We've all heard twitters about the cannabis dinners that have been popping up around San Francisco since the advent of mainstream marijuana. But if you've never been to one of these underground events, you've no doubt wondered what a cannabis dinner even is. Is there weed in all the food? Will I get high as a kite? Reasonable questions, for sure.
Now that cannabis is all legal, the green stuff is making appearances in increasingly haute culinary ingredients and will soon, we promise you, become a regular thing at even the most high-end events. So it's time you went behind the curtain: Here's what goes down at a cannabis dinner party.
You may have heard of the Cannaisseur Series, an ongoing pop-up of infused dinners launched back in 2015 by chef Coreen Carroll—a former butcher at 4505 Meats and a cheesemonger who's taught classes at The San Francisco Cheese School—and her husband, cannabis entrepreneur Ryan Bush. The founders and former owners of Madame Munchie—a line of luxury organic edibles including French macarons and madeleines—now hosts a twice monthly happy hour and supper for about 40 guests in San Francisco.
This past April, I joined the hosts for their Herbal Cheese Feast in a SoMa warehouse.
I was greeted at the door with a mocktail, which is always customized for each event. This evening's drink was an elderflower orange spritzer infused with four milligrams of THC. Beware the word "mocktail"—even without booze, this psychoactive aperitif has enough THC to give most people at least a little buzz.

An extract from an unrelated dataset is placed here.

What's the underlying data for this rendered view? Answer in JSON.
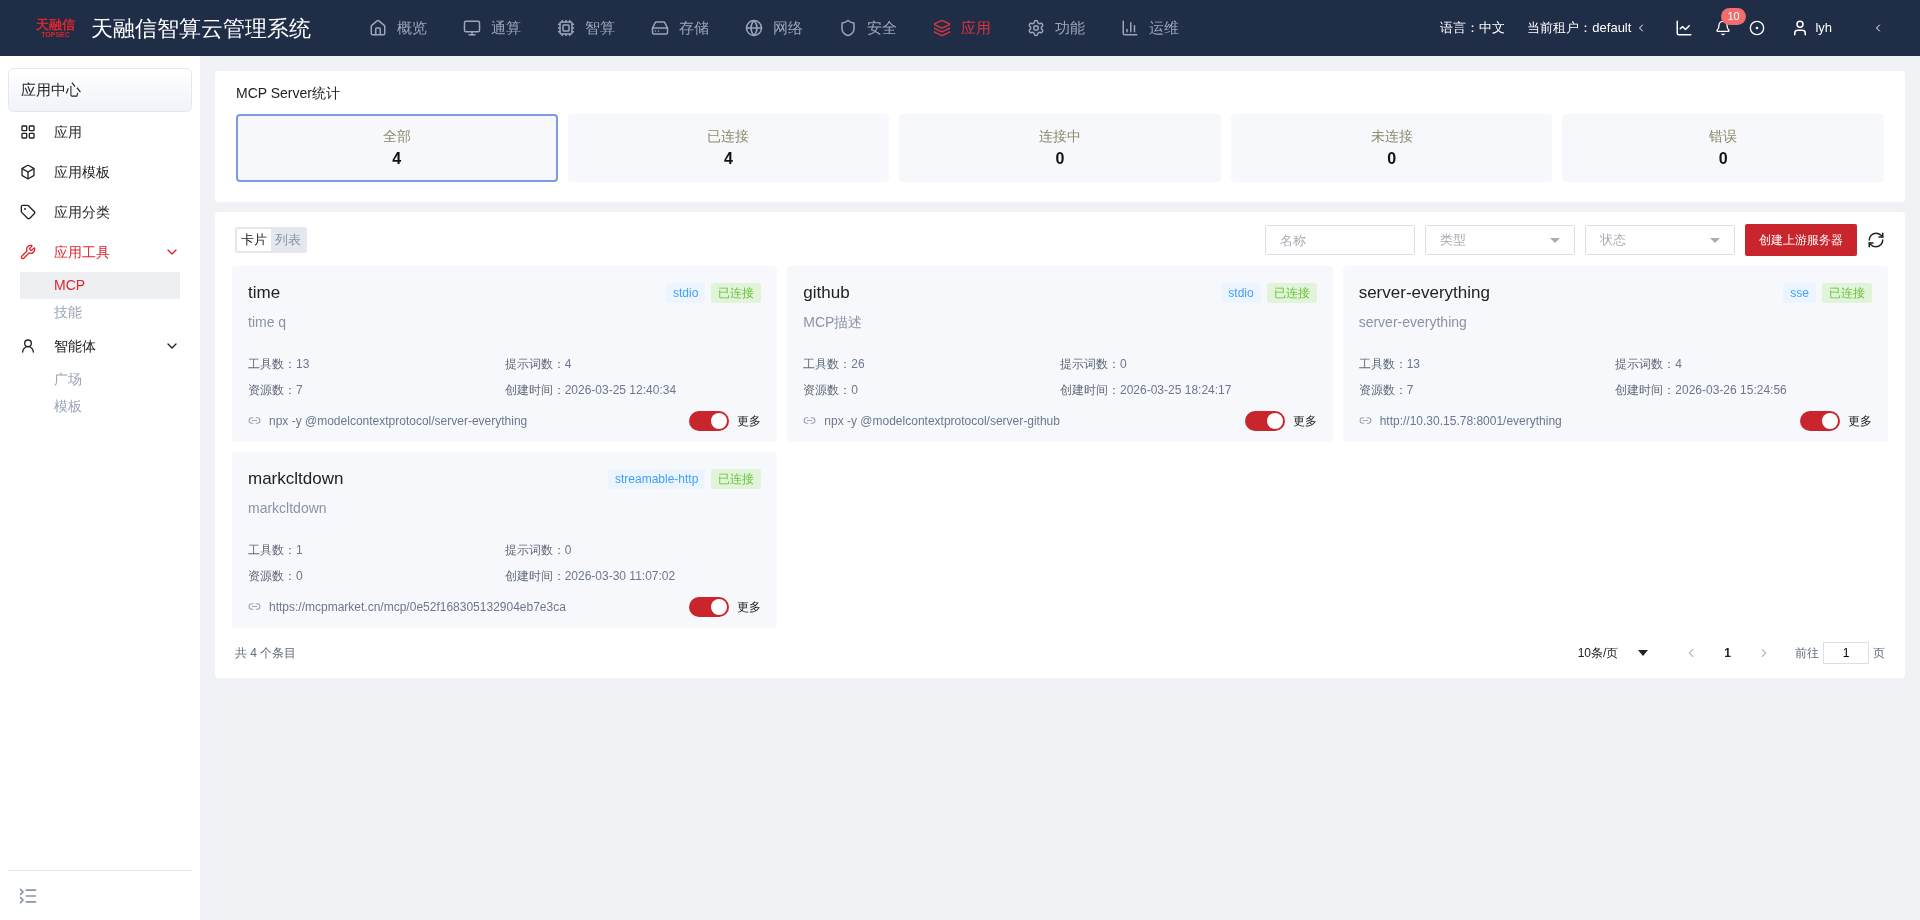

I prepared to pace myself—the doors open one hour before dinner is served at eight, and there are plenty of edibles to sample, complements of the evening's sponsors (including Garden Society, Chemistry, and Kind Medicine). It's going to be a long night (and I'm trying to behave!).
Held at a secret location announced to guests earlier in the day, the event offers snacks to start. Bites of raclette were served with roasted potato and pickled shallot and infused with two milligrams of CBD—not psychoactive, thankfully, since the caprese was drizzled with few drops of sativa-infused organic olive oil. There were also sativa fruit gelees and indica milk chocolates. For anyone who was already feeling high, servers suggested they drink a CBD tonic to temper the spacey feelings.
I mingle throughout the space, talking with the other guests. Some of them are newbies, like me; others are back for their second or third experience and eager to share their enthusiasm for parties past. Chef Coreen, meanwhile, is sending out her tasty THC-infused appetizers, including a sorghum puff with spinach, manchego, and arugula; and goat cheese rolls.
At 8pm sharp, Ryan calls us to the dining room where we gathered among two long communal tables. Coreen explains that the menu is prepared with non-psychoactive flowers and that, after each course, we will share a selection of pre-rolled joints provided by Wolf Mountain Organics.
The first dish is a Bishop's Peak Mountain fondue with soft pretzel, veg, granny smith apples, and cornichon, infused with CBDa and THCa—non-psychoactive cannabinoids notable for their antioxidant powers and health benefits (including relief from pain, inflammation, nausea). At the end of the course, a joint is placed on the table. It is a perfectly named strain for the occasion: Green Goddess 2016 sativa. I share it with three women—it is time to get to know each other! There are also a few vape pens to try.
"This is my first dinner," says Jessica who works at UCSF and came with a friend. "I smoke regularly," she said. "but I have never participated at a dinner like this, so when Kristen invited me, I said why not."
Jessica is learning Italian, my native tongue, and perhaps loosened by the joint we shared she offered up a few words in Italian by way of conversation.
The dinner continued with pistachio lychee pears, venison schnitzel, and panna cotta for dessert, each course paired with red or white wine and sativa, CBD, or indica joints. For nearly three hours we ate delicious and delicate food, smoked high quality weed, and talking about religion, politics, Burning Man...and the next dinner.
We were high, yes, but most of all in a happy mood. The evening ended with a lot of hugs, jokes to see who was high and who wasn't, and the promise to meet again at the next Cannaisseur dinner. We all left the warehouse with goodies bags, filled with CBD olive oil, Buddha's Passion 2014 CBD flowers to smoke, a vape pen, some edibles, and chef Carroll's homemade Nutella infused with 20 milligrams of THC—you know, to keep the party going even after we went home.
// The Cannaisseur Series celebrates its third anniversary with a dinner on May 19th. Tickets $175/person) are available at cannaisseurseries.com.